But weâ€™re in an election, year and the government has to show the public that it’s doing something. When it comes to the Bush Administration, doing something means take radical steps to overthrow the Constitution they took an oath to preserve and protect, while providing a socialist safety net to the moneyed class. In short, crisis politics saves the day. This time, however, itâ€™s not clear Bush is going to get everything he wants (i.e., a blank check and unfettered power to control the winners and losers in the economy).

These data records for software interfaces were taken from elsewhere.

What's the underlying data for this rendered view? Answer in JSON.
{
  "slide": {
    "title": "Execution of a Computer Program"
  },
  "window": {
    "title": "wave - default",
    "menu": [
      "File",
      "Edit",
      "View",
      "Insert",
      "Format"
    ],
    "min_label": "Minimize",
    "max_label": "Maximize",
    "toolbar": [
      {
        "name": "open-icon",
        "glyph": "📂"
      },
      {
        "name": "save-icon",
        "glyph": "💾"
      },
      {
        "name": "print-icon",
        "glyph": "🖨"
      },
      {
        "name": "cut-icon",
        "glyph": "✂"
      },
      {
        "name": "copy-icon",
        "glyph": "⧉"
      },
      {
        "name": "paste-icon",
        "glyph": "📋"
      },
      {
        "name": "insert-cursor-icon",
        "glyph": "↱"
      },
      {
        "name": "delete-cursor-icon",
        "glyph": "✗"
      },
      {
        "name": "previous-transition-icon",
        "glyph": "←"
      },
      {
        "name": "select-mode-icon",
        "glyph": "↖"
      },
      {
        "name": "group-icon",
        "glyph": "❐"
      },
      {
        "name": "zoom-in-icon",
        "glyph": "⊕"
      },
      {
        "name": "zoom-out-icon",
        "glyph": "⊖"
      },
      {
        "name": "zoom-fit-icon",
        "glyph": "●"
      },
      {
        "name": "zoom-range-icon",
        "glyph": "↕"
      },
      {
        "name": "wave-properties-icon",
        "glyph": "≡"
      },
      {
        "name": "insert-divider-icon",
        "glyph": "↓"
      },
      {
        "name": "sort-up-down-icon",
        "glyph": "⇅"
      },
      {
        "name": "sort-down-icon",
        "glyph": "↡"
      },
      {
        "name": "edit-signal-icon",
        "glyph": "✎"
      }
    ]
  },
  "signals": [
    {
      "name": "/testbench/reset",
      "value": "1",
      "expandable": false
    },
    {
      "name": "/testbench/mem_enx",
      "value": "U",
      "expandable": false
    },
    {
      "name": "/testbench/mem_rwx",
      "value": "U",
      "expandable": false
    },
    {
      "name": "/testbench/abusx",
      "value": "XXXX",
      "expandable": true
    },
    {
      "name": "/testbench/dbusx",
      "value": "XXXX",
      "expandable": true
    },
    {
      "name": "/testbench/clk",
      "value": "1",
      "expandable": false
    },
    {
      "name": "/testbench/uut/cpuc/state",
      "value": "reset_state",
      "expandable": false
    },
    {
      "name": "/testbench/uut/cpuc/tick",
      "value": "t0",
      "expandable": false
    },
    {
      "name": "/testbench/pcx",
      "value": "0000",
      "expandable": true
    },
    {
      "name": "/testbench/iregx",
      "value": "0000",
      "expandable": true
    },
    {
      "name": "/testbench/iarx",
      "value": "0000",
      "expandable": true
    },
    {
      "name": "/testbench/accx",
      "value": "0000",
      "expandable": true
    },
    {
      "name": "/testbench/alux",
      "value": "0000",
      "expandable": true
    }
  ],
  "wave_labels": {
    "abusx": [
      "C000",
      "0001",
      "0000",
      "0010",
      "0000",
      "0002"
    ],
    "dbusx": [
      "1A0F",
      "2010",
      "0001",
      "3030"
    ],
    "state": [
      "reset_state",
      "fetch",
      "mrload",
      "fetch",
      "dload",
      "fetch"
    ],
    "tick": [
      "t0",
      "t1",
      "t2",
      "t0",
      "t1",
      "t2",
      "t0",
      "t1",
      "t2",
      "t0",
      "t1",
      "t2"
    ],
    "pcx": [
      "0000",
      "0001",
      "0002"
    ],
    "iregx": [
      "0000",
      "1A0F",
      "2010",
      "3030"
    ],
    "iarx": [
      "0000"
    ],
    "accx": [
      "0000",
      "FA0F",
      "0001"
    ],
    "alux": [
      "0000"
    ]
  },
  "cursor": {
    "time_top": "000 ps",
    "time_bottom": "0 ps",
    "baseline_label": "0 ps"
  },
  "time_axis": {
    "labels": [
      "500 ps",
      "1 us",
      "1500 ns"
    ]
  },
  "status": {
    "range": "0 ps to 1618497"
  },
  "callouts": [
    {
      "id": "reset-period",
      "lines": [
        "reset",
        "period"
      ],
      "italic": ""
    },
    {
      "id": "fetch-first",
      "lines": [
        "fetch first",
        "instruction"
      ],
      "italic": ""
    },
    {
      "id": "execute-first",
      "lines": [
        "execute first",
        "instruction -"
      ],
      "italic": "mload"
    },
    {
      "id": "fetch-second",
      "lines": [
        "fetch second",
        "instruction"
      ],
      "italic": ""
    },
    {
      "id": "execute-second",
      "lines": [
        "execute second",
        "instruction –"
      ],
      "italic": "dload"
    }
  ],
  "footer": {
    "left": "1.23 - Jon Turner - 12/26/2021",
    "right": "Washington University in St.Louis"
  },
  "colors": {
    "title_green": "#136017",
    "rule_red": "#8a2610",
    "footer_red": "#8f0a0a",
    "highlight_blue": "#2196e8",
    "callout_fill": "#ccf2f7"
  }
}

According to yesterdayâ€™s New York Times, the compromise plan the Democrats proposed contains a few things that are aimed at making sure Congress stays in the game of divided government. The first is oversight — which it looks like they are going to get their way on. Other provisos include the following:
The Senate Democratsâ€™ proposals includes two bold provisions. One would grant the Treasury “contingent shares” of stock in any financial institution that wants to sell bad debt to the government; the other would grant bankruptcy judges the authority to modify the terms of primary mortgages, a step aimed at helping homeowners at risk of foreclosure.
The bankruptcy provision is staunchly opposed by the banking, lending and securities industries and by many Republicans in Congress, but Democrats insist that it is one of the few mechanisms to provide direct assistance to homeowners caught in the foreclosure crisis.
The contingent shares would give taxpayers an equity stake in companies seeking help through the rescue program, potentially allowing the government not only to recoup however much of the $700 billion it spends on bad debt, but also to profit should the financial firms prosper in years ahead. The legislation would require the value of the contingent shares to equal the value of the assets purchased by the government.
You see, itâ€™s okay if the government buys up debt to bail out failing financial institutions, but itâ€™s not okay when the terms of that bailout have an interest rate attached (i.e., government shares in the profits). Also, when it comes to housing, itâ€™s okay for the free market to naturally â€œcorrectâ€ itself when foreclosures occur. But itâ€™s not okay to offer homeowners the right (Rights? Middle class and lower middle class people shouldnâ€™t have any stinkinâ€™ rights) to change the terms of their mortgage contract in bankruptcy court to avoid foreclosure. No, in the world of â€œcrisis politicsâ€ practiced by Bush and his pals, itâ€™s only important that certain sectors of our republic get the lionâ€™s share of the political milk, while the rest of us wait for a drop or two to trickle down the body politic. If the big money capitalists want to demonstrate they have the mettle to weather the storm their polices and ideology created, they ought to take the advice of folks like Rajan and not let the government provide the umbrella.